Instructions for the task: Within the records, tally the lines that contain "icon" and reply with that number only.

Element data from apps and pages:
- Opening Delimiter -

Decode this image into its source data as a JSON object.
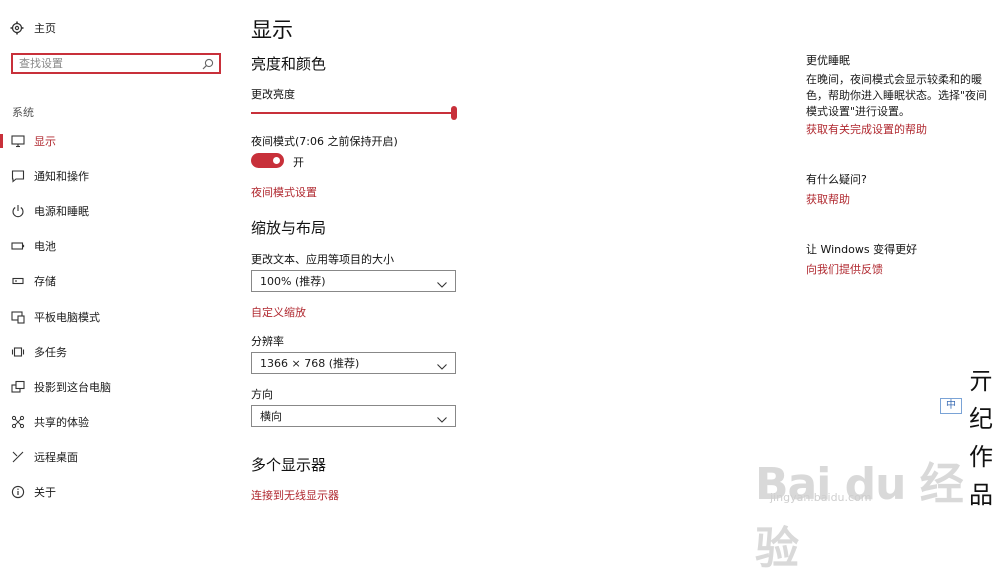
{
  "sidebar": {
    "home_label": "主页",
    "search_placeholder": "查找设置",
    "section_label": "系统",
    "items": [
      {
        "label": "显示",
        "icon": "monitor-icon",
        "active": true
      },
      {
        "label": "通知和操作",
        "icon": "message-icon"
      },
      {
        "label": "电源和睡眠",
        "icon": "power-icon"
      },
      {
        "label": "电池",
        "icon": "battery-icon"
      },
      {
        "label": "存储",
        "icon": "storage-icon"
      },
      {
        "label": "平板电脑模式",
        "icon": "tablet-icon"
      },
      {
        "label": "多任务",
        "icon": "multitask-icon"
      },
      {
        "label": "投影到这台电脑",
        "icon": "project-icon"
      },
      {
        "label": "共享的体验",
        "icon": "share-icon"
      },
      {
        "label": "远程桌面",
        "icon": "remote-icon"
      },
      {
        "label": "关于",
        "icon": "info-icon"
      }
    ]
  },
  "main": {
    "title": "显示",
    "brightness_section": "亮度和颜色",
    "brightness_label": "更改亮度",
    "brightness_level": 1.0,
    "night_mode_label": "夜间模式(7:06 之前保持开启)",
    "night_mode_state": "开",
    "night_mode_on": true,
    "night_mode_link": "夜间模式设置",
    "scale_section": "缩放与布局",
    "scale_label": "更改文本、应用等项目的大小",
    "scale_value": "100% (推荐)",
    "custom_scale_link": "自定义缩放",
    "resolution_label": "分辨率",
    "resolution_value": "1366 × 768 (推荐)",
    "orientation_label": "方向",
    "orientation_value": "横向",
    "multi_display_section": "多个显示器",
    "wireless_link": "连接到无线显示器"
  },
  "right": {
    "sleep_title": "更优睡眠",
    "sleep_desc": "在晚间，夜间模式会显示较柔和的暖色，帮助你进入睡眠状态。选择\"夜间模式设置\"进行设置。",
    "sleep_link": "获取有关完成设置的帮助",
    "question_title": "有什么疑问?",
    "question_link": "获取帮助",
    "improve_title": "让 Windows 变得更好",
    "improve_link": "向我们提供反馈"
  },
  "watermark": {
    "logo": "Bai du 经验",
    "url": "jingyan.baidu.com",
    "ime": "中",
    "signature": [
      "亓",
      "纪",
      "作",
      "品"
    ]
  },
  "colors": {
    "accent": "#c8303a",
    "link": "#b0282f"
  }
}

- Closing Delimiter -

Expected answer: 11